- **Task objective**
Below are the entries; determine how many of their lines contain the string "date" and give that figure alone.

[Element data from apps and pages]
++++

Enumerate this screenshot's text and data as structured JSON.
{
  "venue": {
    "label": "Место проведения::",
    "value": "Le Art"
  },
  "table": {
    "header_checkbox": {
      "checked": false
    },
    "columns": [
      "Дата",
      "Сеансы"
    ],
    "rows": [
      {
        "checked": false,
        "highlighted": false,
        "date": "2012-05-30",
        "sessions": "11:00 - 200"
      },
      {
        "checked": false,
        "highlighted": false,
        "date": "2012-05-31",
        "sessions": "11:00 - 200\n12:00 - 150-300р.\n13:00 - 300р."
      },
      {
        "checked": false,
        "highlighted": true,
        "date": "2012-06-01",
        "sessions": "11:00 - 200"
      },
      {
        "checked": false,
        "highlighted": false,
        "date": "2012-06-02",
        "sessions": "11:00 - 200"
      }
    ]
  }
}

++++

- **Solution to this exercise**
4